Their first step was to develop a partnership with a residential facility for people with intellectual disabilities. Before students visited the facility, they were provided a detailed overview of intellectual disability topics, including health disparities and health equity, diagnostic factors, and the necessity of developing a therapeutic alliance with patients and caregivers.

Robinson and Jamison saw the importance of utilizing an active educational model to not only teach practical tips for obtaining a medical history and physical examination, but also to improve students’ confidence for their future interactions with patients with IDD.

In total, students participated in three on-site visits at the residential facility.
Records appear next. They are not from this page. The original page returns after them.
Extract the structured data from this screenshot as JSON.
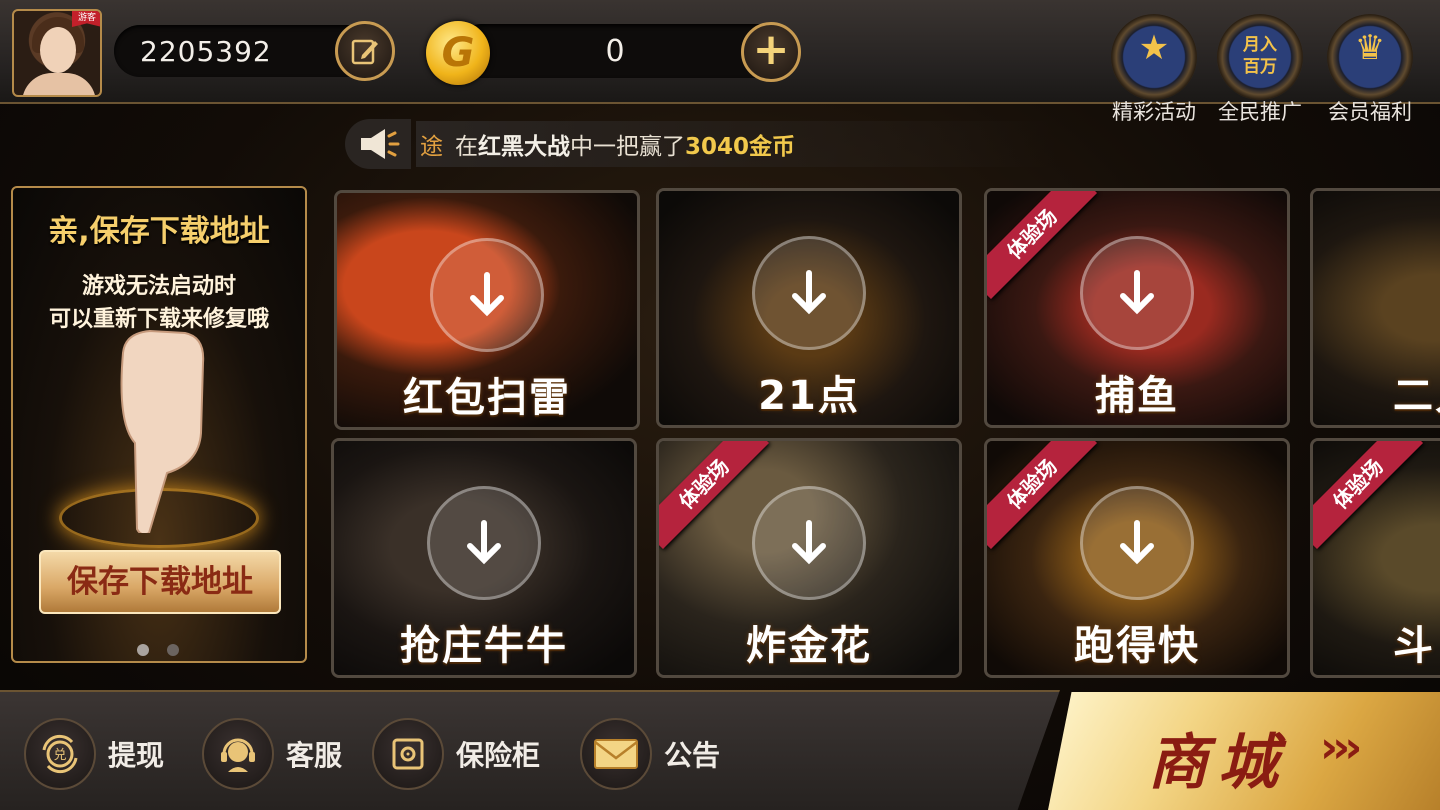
{
  "user": {
    "id": "2205392",
    "badge": "游客"
  },
  "coins": {
    "amount": "0",
    "symbol": "G"
  },
  "top_actions": [
    {
      "label": "精彩活动",
      "icon": "star-icon",
      "glyph": "★"
    },
    {
      "label": "全民推广",
      "icon": "promo-icon",
      "glyph": "月入百万"
    },
    {
      "label": "会员福利",
      "icon": "crown-icon",
      "glyph": "♛"
    }
  ],
  "marquee": {
    "who": "途",
    "text_a": "在",
    "game": "红黑大战",
    "text_b": "中一把赢了",
    "amount": "3040金币"
  },
  "promo": {
    "title": "亲,保存下载地址",
    "line1": "游戏无法启动时",
    "line2": "可以重新下载来修复哦",
    "button": "保存下载地址"
  },
  "games": [
    {
      "name": "红包扫雷",
      "trial": ""
    },
    {
      "name": "21点",
      "trial": ""
    },
    {
      "name": "捕鱼",
      "trial": "体验场"
    },
    {
      "name": "二人",
      "trial": ""
    },
    {
      "name": "抢庄牛牛",
      "trial": ""
    },
    {
      "name": "炸金花",
      "trial": "体验场"
    },
    {
      "name": "跑得快",
      "trial": "体验场"
    },
    {
      "name": "斗",
      "trial": "体验场"
    }
  ],
  "bottom_nav": [
    {
      "label": "提现",
      "icon": "exchange-icon"
    },
    {
      "label": "客服",
      "icon": "headset-icon"
    },
    {
      "label": "保险柜",
      "icon": "safe-icon"
    },
    {
      "label": "公告",
      "icon": "envelope-icon"
    }
  ],
  "shop": {
    "label": "商城",
    "arrows": "›››"
  },
  "colors": {
    "gold": "#c89b52",
    "accent_red": "#8a1c12",
    "ribbon": "#b5233d"
  }
}
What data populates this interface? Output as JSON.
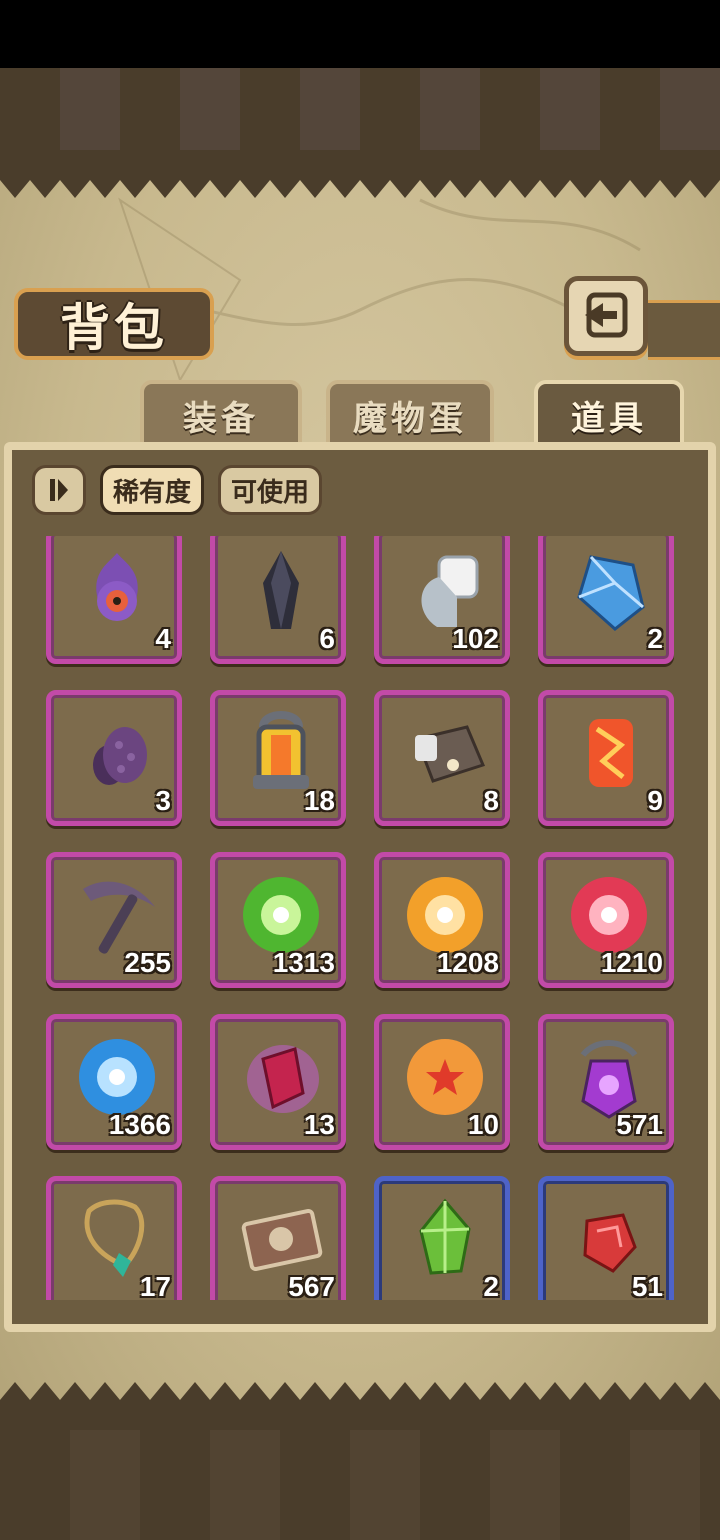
{
  "header": {
    "title": "背包"
  },
  "tabs": [
    {
      "label": "装备",
      "active": false
    },
    {
      "label": "魔物蛋",
      "active": false
    },
    {
      "label": "道具",
      "active": true
    }
  ],
  "filters": {
    "rarity_label": "稀有度",
    "usable_label": "可使用"
  },
  "items": [
    {
      "icon": "tentacle-eye-icon",
      "qty": "4",
      "rarity": "purple"
    },
    {
      "icon": "dark-crystal-icon",
      "qty": "6",
      "rarity": "purple"
    },
    {
      "icon": "scroll-roll-icon",
      "qty": "102",
      "rarity": "purple"
    },
    {
      "icon": "blue-gem-icon",
      "qty": "2",
      "rarity": "purple"
    },
    {
      "icon": "dark-egg-icon",
      "qty": "3",
      "rarity": "purple"
    },
    {
      "icon": "lantern-icon",
      "qty": "18",
      "rarity": "purple"
    },
    {
      "icon": "metal-part-icon",
      "qty": "8",
      "rarity": "purple"
    },
    {
      "icon": "fire-stone-icon",
      "qty": "9",
      "rarity": "purple"
    },
    {
      "icon": "pickaxe-icon",
      "qty": "255",
      "rarity": "purple"
    },
    {
      "icon": "green-orb-icon",
      "qty": "1313",
      "rarity": "purple"
    },
    {
      "icon": "orange-orb-icon",
      "qty": "1208",
      "rarity": "purple"
    },
    {
      "icon": "red-orb-icon",
      "qty": "1210",
      "rarity": "purple"
    },
    {
      "icon": "blue-orb-icon",
      "qty": "1366",
      "rarity": "purple"
    },
    {
      "icon": "magic-crystal-icon",
      "qty": "13",
      "rarity": "purple"
    },
    {
      "icon": "star-orb-icon",
      "qty": "10",
      "rarity": "purple"
    },
    {
      "icon": "purple-potion-icon",
      "qty": "571",
      "rarity": "purple"
    },
    {
      "icon": "necklace-icon",
      "qty": "17",
      "rarity": "purple"
    },
    {
      "icon": "ticket-icon",
      "qty": "567",
      "rarity": "purple"
    },
    {
      "icon": "green-crystal-icon",
      "qty": "2",
      "rarity": "blue"
    },
    {
      "icon": "red-ore-icon",
      "qty": "51",
      "rarity": "blue"
    }
  ]
}
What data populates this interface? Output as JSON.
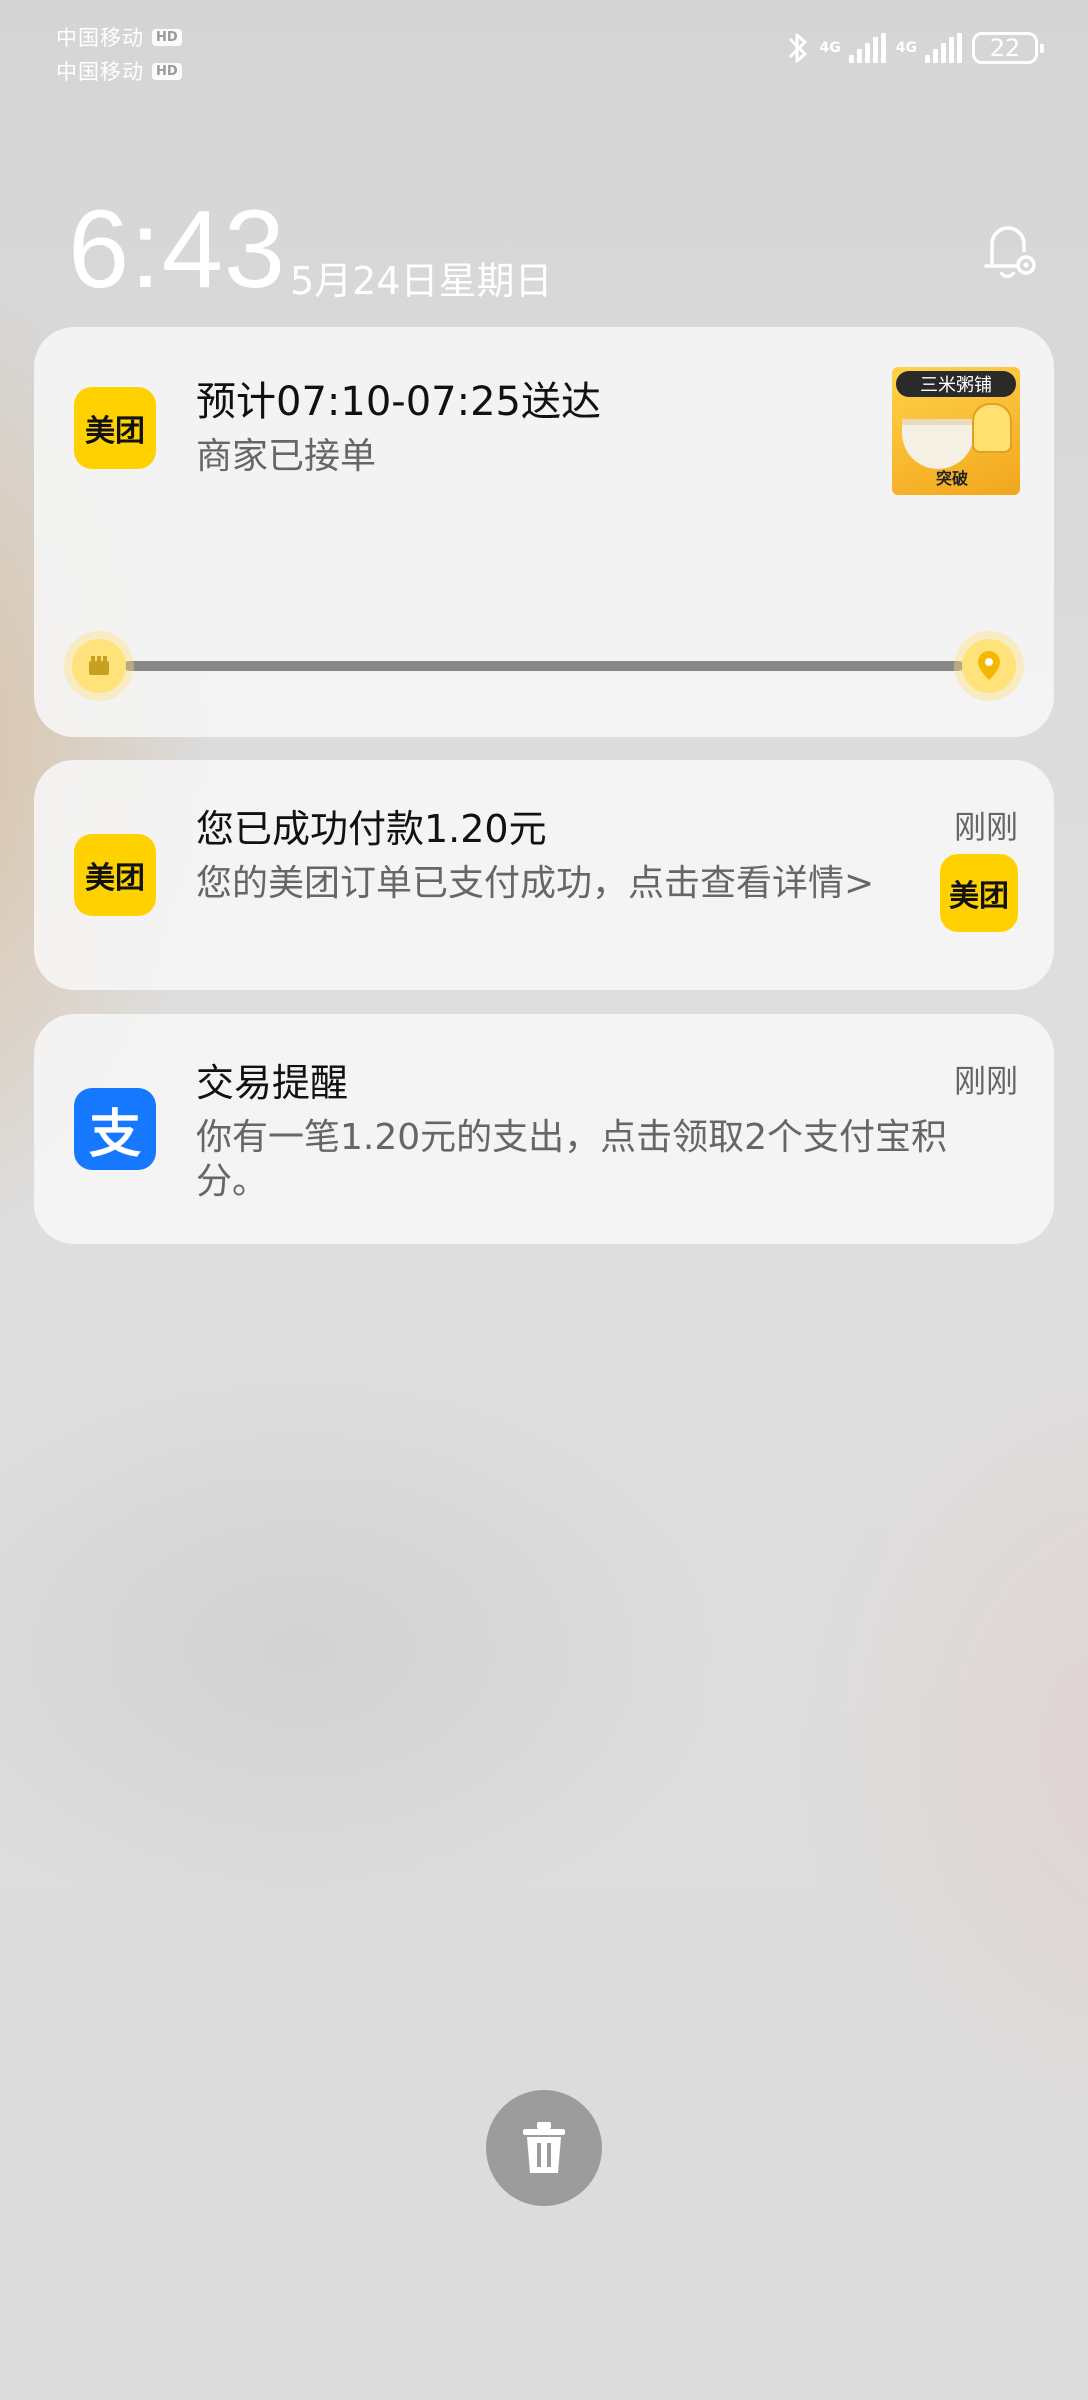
{
  "status_bar": {
    "carrier1": "中国移动",
    "carrier2": "中国移动",
    "hd_badge": "HD",
    "net1": "4G",
    "net2": "4G",
    "battery": "22"
  },
  "lockscreen": {
    "time": "6:43",
    "date": "5月24日星期日"
  },
  "notifications": [
    {
      "app_icon_text": "美团",
      "title": "预计07:10-07:25送达",
      "subtitle": "商家已接单",
      "thumbnail_title": "三米粥铺",
      "thumbnail_badge": "突破",
      "delivery_progress": 1.0
    },
    {
      "app_icon_text": "美团",
      "title": "您已成功付款1.20元",
      "body": "您的美团订单已支付成功，点击查看详情>",
      "time": "刚刚",
      "right_icon_text": "美团"
    },
    {
      "app_icon_text": "支",
      "title": "交易提醒",
      "body": "你有一笔1.20元的支出，点击领取2个支付宝积分。",
      "time": "刚刚"
    }
  ],
  "icons": {
    "bluetooth": "bluetooth-icon",
    "bell": "notification-settings-icon",
    "trash": "trash-icon"
  },
  "colors": {
    "meituan_yellow": "#ffd100",
    "alipay_blue": "#1677ff"
  }
}
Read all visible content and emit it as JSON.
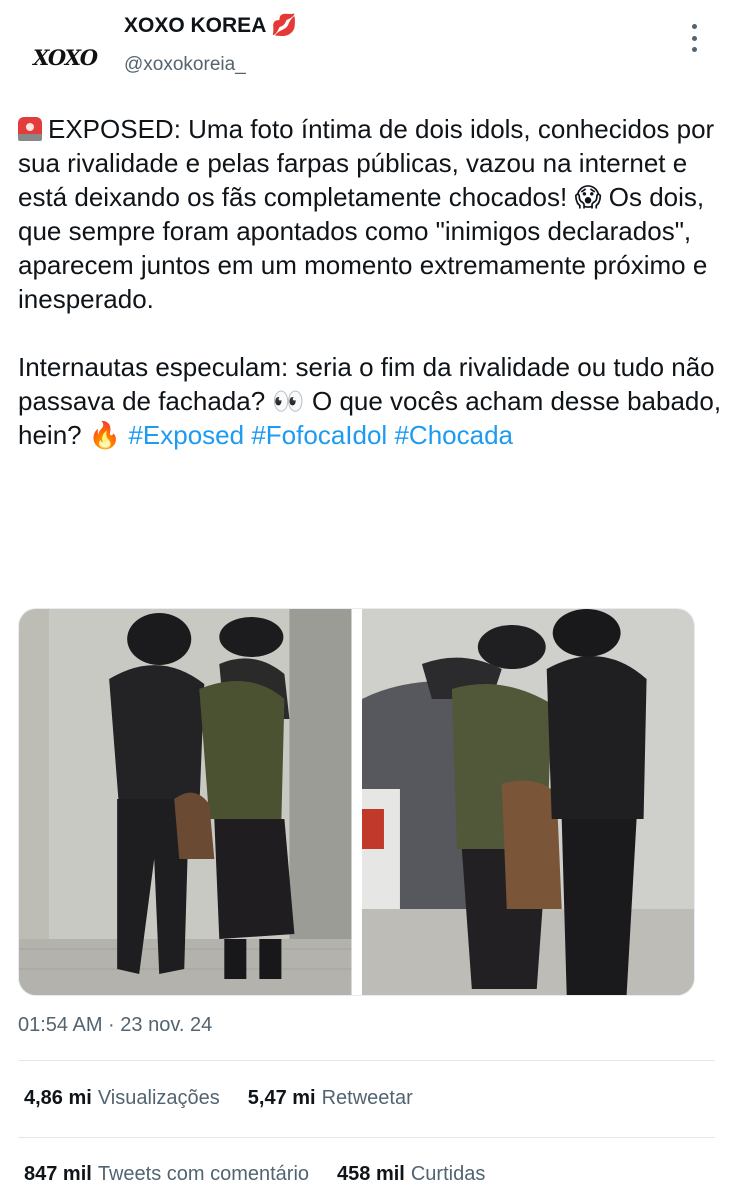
{
  "account": {
    "display_name": "XOXO KOREA 💋",
    "handle": "@xoxokoreia_",
    "avatar_text": "XOXO"
  },
  "tweet": {
    "paragraph1": "EXPOSED: Uma foto íntima de dois idols, conhecidos por sua rivalidade e pelas farpas públicas, vazou na internet e está deixando os fãs completamente chocados! 😱 Os dois, que sempre foram apontados como \"inimigos declarados\", aparecem juntos em um momento extremamente próximo e inesperado.",
    "paragraph2_text": "Internautas especulam: seria o fim da rivalidade ou tudo não passava de fachada? 👀 O que vocês acham desse babado, hein? 🔥",
    "hashtags": [
      "#Exposed",
      "#FofocaIdol",
      "#Chocada"
    ]
  },
  "timestamp": "01:54 AM · 23 nov. 24",
  "stats": {
    "views_count": "4,86 mi",
    "views_label": "Visualizações",
    "retweets_count": "5,47 mi",
    "retweets_label": "Retweetar",
    "quotes_count": "847 mil",
    "quotes_label": "Tweets com comentário",
    "likes_count": "458 mil",
    "likes_label": "Curtidas"
  },
  "icons": {
    "more": "more-vertical-icon",
    "siren": "siren-icon"
  },
  "colors": {
    "hashtag": "#1d9bf0",
    "secondary_text": "#536471",
    "primary_text": "#0f1419"
  }
}
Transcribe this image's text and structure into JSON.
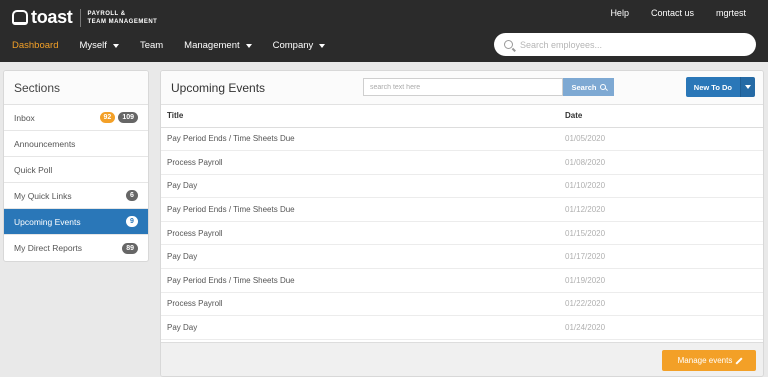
{
  "header": {
    "logo_text": "toast",
    "logo_sub_line1": "PAYROLL &",
    "logo_sub_line2": "TEAM MANAGEMENT",
    "links": [
      "Help",
      "Contact us",
      "mgrtest"
    ],
    "nav": [
      {
        "label": "Dashboard",
        "dropdown": false,
        "active": true
      },
      {
        "label": "Myself",
        "dropdown": true,
        "active": false
      },
      {
        "label": "Team",
        "dropdown": false,
        "active": false
      },
      {
        "label": "Management",
        "dropdown": true,
        "active": false
      },
      {
        "label": "Company",
        "dropdown": true,
        "active": false
      }
    ],
    "search_placeholder": "Search employees..."
  },
  "sidebar": {
    "title": "Sections",
    "items": [
      {
        "label": "Inbox",
        "badges": [
          "92",
          "109"
        ]
      },
      {
        "label": "Announcements",
        "badges": []
      },
      {
        "label": "Quick Poll",
        "badges": []
      },
      {
        "label": "My Quick Links",
        "badges": [
          "6"
        ]
      },
      {
        "label": "Upcoming Events",
        "badges": [
          "9"
        ],
        "active": true
      },
      {
        "label": "My Direct Reports",
        "badges": [
          "89"
        ]
      }
    ]
  },
  "main": {
    "title": "Upcoming Events",
    "search_placeholder": "search text here",
    "search_button": "Search",
    "new_todo_button": "New To Do",
    "columns": [
      "Title",
      "Date"
    ],
    "rows": [
      {
        "title": "Pay Period Ends / Time Sheets Due",
        "date": "01/05/2020"
      },
      {
        "title": "Process Payroll",
        "date": "01/08/2020"
      },
      {
        "title": "Pay Day",
        "date": "01/10/2020"
      },
      {
        "title": "Pay Period Ends / Time Sheets Due",
        "date": "01/12/2020"
      },
      {
        "title": "Process Payroll",
        "date": "01/15/2020"
      },
      {
        "title": "Pay Day",
        "date": "01/17/2020"
      },
      {
        "title": "Pay Period Ends / Time Sheets Due",
        "date": "01/19/2020"
      },
      {
        "title": "Process Payroll",
        "date": "01/22/2020"
      },
      {
        "title": "Pay Day",
        "date": "01/24/2020"
      }
    ],
    "manage_button": "Manage events"
  },
  "colors": {
    "accent_orange": "#f3a027",
    "accent_blue": "#2a77b8",
    "topbar": "#2b2b2b"
  }
}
They engaged in interactive discussions and lectures with nurse practitioners, physical therapists, and other nursing staff and direct care professionals, and were also asked to complete a history and physical for one patient. Students were encouraged to work in tandem with the care staff to ask about the patient’s communicational style including vocalizations and gestures while ascertaining their current health status. Back at their program, students wrote a comprehensive history and physical, and presented their patient at the next patient assessment group laboratory session.

Reflecting on the activity, students reported “feeling better prepared to assess people with intellectual disabilities, particularly in obtaining a history and performing a physical examination, and feeling less nervous about doing so.” As an unexpected benefit, the partner residential facility reported that they received valuable feedback from staff participants and would like to continue the partnership with the PA program.

To learn more, read Teaching Physician Assistant Students to Care for People With Intellectual and Developmental Disabilities in JPAE by clicking here.